(What you should do) Any image found in the entries is to be skipped; the rest is returned word for word.

(Provided material)

• • • • • • •

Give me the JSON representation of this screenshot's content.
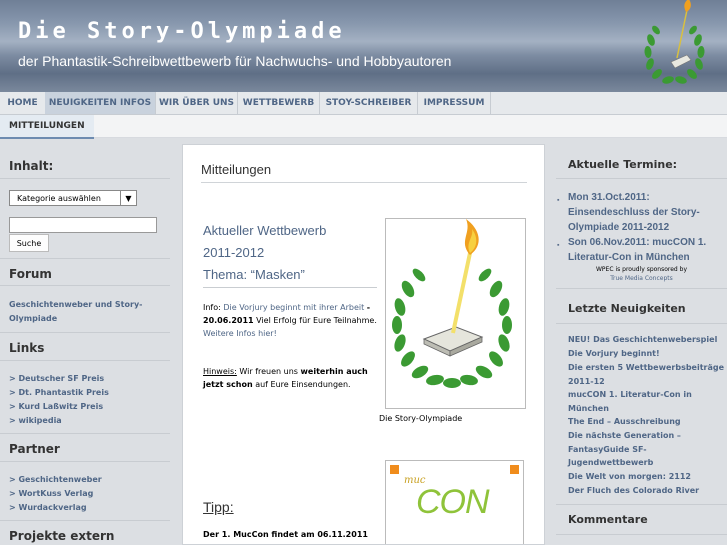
{
  "header": {
    "title": "Die Story-Olympiade",
    "description": "der Phantastik-Schreibwettbewerb für Nachwuchs- und Hobbyautoren"
  },
  "nav": {
    "items": [
      {
        "label": "HOME"
      },
      {
        "label": "NEUIGKEITEN INFOS"
      },
      {
        "label": "WIR ÜBER UNS"
      },
      {
        "label": "WETTBEWERB"
      },
      {
        "label": "STOY-SCHREIBER"
      },
      {
        "label": "IMPRESSUM"
      }
    ],
    "sub": {
      "label": "MITTEILUNGEN"
    }
  },
  "sidebar_left": {
    "inhalt_heading": "Inhalt:",
    "category_select": "Kategorie auswählen",
    "search_button": "Suche",
    "forum_heading": "Forum",
    "forum_link_1": "Geschichtenweber und Story-",
    "forum_link_2": "Olympiade",
    "links_heading": "Links",
    "links": [
      "> Deutscher SF Preis",
      "> Dt. Phantastik Preis",
      "> Kurd Laßwitz Preis",
      "> wikipedia"
    ],
    "partner_heading": "Partner",
    "partners": [
      "> Geschichtenweber",
      "> WortKuss Verlag",
      "> Wurdackverlag"
    ],
    "projekte_heading": "Projekte extern"
  },
  "main": {
    "page_title": "Mitteilungen",
    "post_title_1": "Aktueller Wettbewerb",
    "post_title_2": "2011-2012",
    "post_title_3": "Thema: “Masken”",
    "info_label": "Info:",
    "info_link": "Die Vorjury beginnt mit ihrer Arbeit",
    "info_date": "- 20.06.2011",
    "info_text": "Viel Erfolg für Eure Teilnahme.",
    "info_more": "Weitere Infos hier!",
    "hinweis_label": "Hinweis:",
    "hinweis_text_1": "Wir freuen uns",
    "hinweis_text_2": "weiterhin auch jetzt schon",
    "hinweis_text_3": "auf Eure Einsendungen.",
    "image_caption": "Die Story-Olympiade",
    "tipp_heading": "Tipp:",
    "tipp_text": "Der 1. MucCon findet am 06.11.2011",
    "logo2_text": "CON",
    "logo2_script": "muc"
  },
  "sidebar_right": {
    "termine_heading": "Aktuelle Termine:",
    "events": [
      "Mon 31.Oct.2011: Einsendeschluss der Story-Olympiade 2011-2012",
      "Son 06.Nov.2011: mucCON 1. Literatur-Con in München"
    ],
    "sponsor_1": "WPEC is proudly sponsored by",
    "sponsor_2": "True Media Concepts",
    "neuigkeiten_heading": "Letzte Neuigkeiten",
    "news": [
      "NEU! Das Geschichtenweberspiel",
      "Die Vorjury beginnt!",
      "Die ersten 5 Wettbewerbsbeiträge 2011-12",
      "mucCON 1. Literatur-Con in München",
      "The End – Ausschreibung",
      "Die nächste Generation – FantasyGuide SF-Jugendwettbewerb",
      "Die Welt von morgen: 2112",
      "Der Fluch des Colorado River"
    ],
    "kommentare_heading": "Kommentare"
  },
  "colors": {
    "header_bg": "#7f8ea4",
    "link": "#4f6686",
    "wreath": "#3b9a33",
    "flame": "#f0a020",
    "con_green": "#8fc33a"
  }
}
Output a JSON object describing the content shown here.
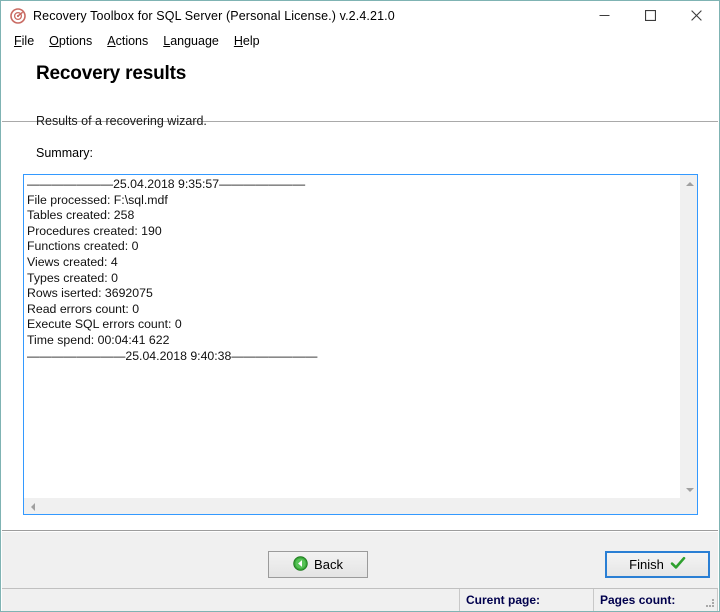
{
  "window": {
    "title": "Recovery Toolbox for SQL Server (Personal License.) v.2.4.21.0",
    "icon": "app-logo-icon",
    "controls": {
      "minimize": "minimize-icon",
      "maximize": "maximize-icon",
      "close": "close-icon"
    },
    "border_color": "#7fb3b3"
  },
  "menubar": {
    "items": [
      {
        "label": "File",
        "accel": "F"
      },
      {
        "label": "Options",
        "accel": "O"
      },
      {
        "label": "Actions",
        "accel": "A"
      },
      {
        "label": "Language",
        "accel": "L"
      },
      {
        "label": "Help",
        "accel": "H"
      }
    ]
  },
  "page": {
    "title": "Recovery results",
    "subtitle": "Results of a recovering wizard.",
    "summary_label": "Summary:"
  },
  "log": {
    "start_separator": "——————— 25.04.2018 9:35:57———————",
    "start_timestamp": "25.04.2018 9:35:57",
    "end_timestamp": "25.04.2018 9:40:38",
    "lines": [
      "———————25.04.2018 9:35:57———————",
      "File processed: F:\\sql.mdf",
      "Tables created: 258",
      "Procedures created: 190",
      "Functions created: 0",
      "Views created: 4",
      "Types created: 0",
      "Rows iserted: 3692075",
      "Read errors count: 0",
      "Execute SQL errors count: 0",
      "Time spend: 00:04:41 622",
      "————————25.04.2018 9:40:38———————"
    ],
    "text": "———————25.04.2018 9:35:57———————\nFile processed: F:\\sql.mdf\nTables created: 258\nProcedures created: 190\nFunctions created: 0\nViews created: 4\nTypes created: 0\nRows iserted: 3692075\nRead errors count: 0\nExecute SQL errors count: 0\nTime spend: 00:04:41 622\n————————25.04.2018 9:40:38———————",
    "stats": {
      "file_processed": "F:\\sql.mdf",
      "tables_created": 258,
      "procedures_created": 190,
      "functions_created": 0,
      "views_created": 4,
      "types_created": 0,
      "rows_inserted": 3692075,
      "read_errors_count": 0,
      "execute_sql_errors_count": 0,
      "time_spend": "00:04:41 622"
    },
    "scroll": {
      "vertical_up": "scroll-up-arrow-icon",
      "vertical_down": "scroll-down-arrow-icon",
      "horizontal_left": "scroll-left-arrow-icon",
      "horizontal_right": "scroll-right-arrow-icon"
    },
    "focus_border_color": "#3399ff"
  },
  "footer": {
    "back_label": "Back",
    "back_icon": "green-left-arrow-icon",
    "finish_label": "Finish",
    "finish_icon": "green-check-icon",
    "accent_color": "#2a7fd4",
    "icon_green": "#35a935"
  },
  "statusbar": {
    "blank": "",
    "current_page_label": "Curent page:",
    "pages_count_label": "Pages count:",
    "grip": "resize-grip-icon"
  }
}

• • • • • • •

(Output)
Give me the JSON representation of this screenshot's content.
{
  "header": {
    "title": "Die Story-Olympiade",
    "description": "der Phantastik-Schreibwettbewerb für Nachwuchs- und Hobbyautoren"
  },
  "nav": {
    "items": [
      {
        "label": "HOME"
      },
      {
        "label": "NEUIGKEITEN INFOS"
      },
      {
        "label": "WIR ÜBER UNS"
      },
      {
        "label": "WETTBEWERB"
      },
      {
        "label": "STOY-SCHREIBER"
      },
      {
        "label": "IMPRESSUM"
      }
    ],
    "sub": {
      "label": "MITTEILUNGEN"
    }
  },
  "sidebar_left": {
    "inhalt_heading": "Inhalt:",
    "category_select": "Kategorie auswählen",
    "search_button": "Suche",
    "forum_heading": "Forum",
    "forum_link_1": "Geschichtenweber und Story-",
    "forum_link_2": "Olympiade",
    "links_heading": "Links",
    "links": [
      "> Deutscher SF Preis",
      "> Dt. Phantastik Preis",
      "> Kurd Laßwitz Preis",
      "> wikipedia"
    ],
    "partner_heading": "Partner",
    "partners": [
      "> Geschichtenweber",
      "> WortKuss Verlag",
      "> Wurdackverlag"
    ],
    "projekte_heading": "Projekte extern"
  },
  "main": {
    "page_title": "Mitteilungen",
    "post_title_1": "Aktueller Wettbewerb",
    "post_title_2": "2011-2012",
    "post_title_3": "Thema: “Masken”",
    "info_label": "Info:",
    "info_link": "Die Vorjury beginnt mit ihrer Arbeit",
    "info_date": "- 20.06.2011",
    "info_text": "Viel Erfolg für Eure Teilnahme.",
    "info_more": "Weitere Infos hier!",
    "hinweis_label": "Hinweis:",
    "hinweis_text_1": "Wir freuen uns",
    "hinweis_text_2": "weiterhin auch jetzt schon",
    "hinweis_text_3": "auf Eure Einsendungen.",
    "image_caption": "Die Story-Olympiade",
    "tipp_heading": "Tipp:",
    "tipp_text": "Der 1. MucCon findet am 06.11.2011",
    "logo2_text": "CON",
    "logo2_script": "muc"
  },
  "sidebar_right": {
    "termine_heading": "Aktuelle Termine:",
    "events": [
      "Mon 31.Oct.2011: Einsendeschluss der Story-Olympiade 2011-2012",
      "Son 06.Nov.2011: mucCON 1. Literatur-Con in München"
    ],
    "sponsor_1": "WPEC is proudly sponsored by",
    "sponsor_2": "True Media Concepts",
    "neuigkeiten_heading": "Letzte Neuigkeiten",
    "news": [
      "NEU! Das Geschichtenweberspiel",
      "Die Vorjury beginnt!",
      "Die ersten 5 Wettbewerbsbeiträge 2011-12",
      "mucCON 1. Literatur-Con in München",
      "The End – Ausschreibung",
      "Die nächste Generation – FantasyGuide SF-Jugendwettbewerb",
      "Die Welt von morgen: 2112",
      "Der Fluch des Colorado River"
    ],
    "kommentare_heading": "Kommentare"
  },
  "colors": {
    "header_bg": "#7f8ea4",
    "link": "#4f6686",
    "wreath": "#3b9a33",
    "flame": "#f0a020",
    "con_green": "#8fc33a"
  }
}
Output a JSON object describing the content shown here.
{
  "window": {
    "title": "Recovery Toolbox for SQL Server (Personal License.) v.2.4.21.0",
    "icon": "app-logo-icon",
    "controls": {
      "minimize": "minimize-icon",
      "maximize": "maximize-icon",
      "close": "close-icon"
    },
    "border_color": "#7fb3b3"
  },
  "menubar": {
    "items": [
      {
        "label": "File",
        "accel": "F"
      },
      {
        "label": "Options",
        "accel": "O"
      },
      {
        "label": "Actions",
        "accel": "A"
      },
      {
        "label": "Language",
        "accel": "L"
      },
      {
        "label": "Help",
        "accel": "H"
      }
    ]
  },
  "page": {
    "title": "Recovery results",
    "subtitle": "Results of a recovering wizard.",
    "summary_label": "Summary:"
  },
  "log": {
    "start_separator": "——————— 25.04.2018 9:35:57———————",
    "start_timestamp": "25.04.2018 9:35:57",
    "end_timestamp": "25.04.2018 9:40:38",
    "lines": [
      "———————25.04.2018 9:35:57———————",
      "File processed: F:\\sql.mdf",
      "Tables created: 258",
      "Procedures created: 190",
      "Functions created: 0",
      "Views created: 4",
      "Types created: 0",
      "Rows iserted: 3692075",
      "Read errors count: 0",
      "Execute SQL errors count: 0",
      "Time spend: 00:04:41 622",
      "————————25.04.2018 9:40:38———————"
    ],
    "text": "———————25.04.2018 9:35:57———————\nFile processed: F:\\sql.mdf\nTables created: 258\nProcedures created: 190\nFunctions created: 0\nViews created: 4\nTypes created: 0\nRows iserted: 3692075\nRead errors count: 0\nExecute SQL errors count: 0\nTime spend: 00:04:41 622\n————————25.04.2018 9:40:38———————",
    "stats": {
      "file_processed": "F:\\sql.mdf",
      "tables_created": 258,
      "procedures_created": 190,
      "functions_created": 0,
      "views_created": 4,
      "types_created": 0,
      "rows_inserted": 3692075,
      "read_errors_count": 0,
      "execute_sql_errors_count": 0,
      "time_spend": "00:04:41 622"
    },
    "scroll": {
      "vertical_up": "scroll-up-arrow-icon",
      "vertical_down": "scroll-down-arrow-icon",
      "horizontal_left": "scroll-left-arrow-icon",
      "horizontal_right": "scroll-right-arrow-icon"
    },
    "focus_border_color": "#3399ff"
  },
  "footer": {
    "back_label": "Back",
    "back_icon": "green-left-arrow-icon",
    "finish_label": "Finish",
    "finish_icon": "green-check-icon",
    "accent_color": "#2a7fd4",
    "icon_green": "#35a935"
  },
  "statusbar": {
    "blank": "",
    "current_page_label": "Curent page:",
    "pages_count_label": "Pages count:",
    "grip": "resize-grip-icon"
  }
}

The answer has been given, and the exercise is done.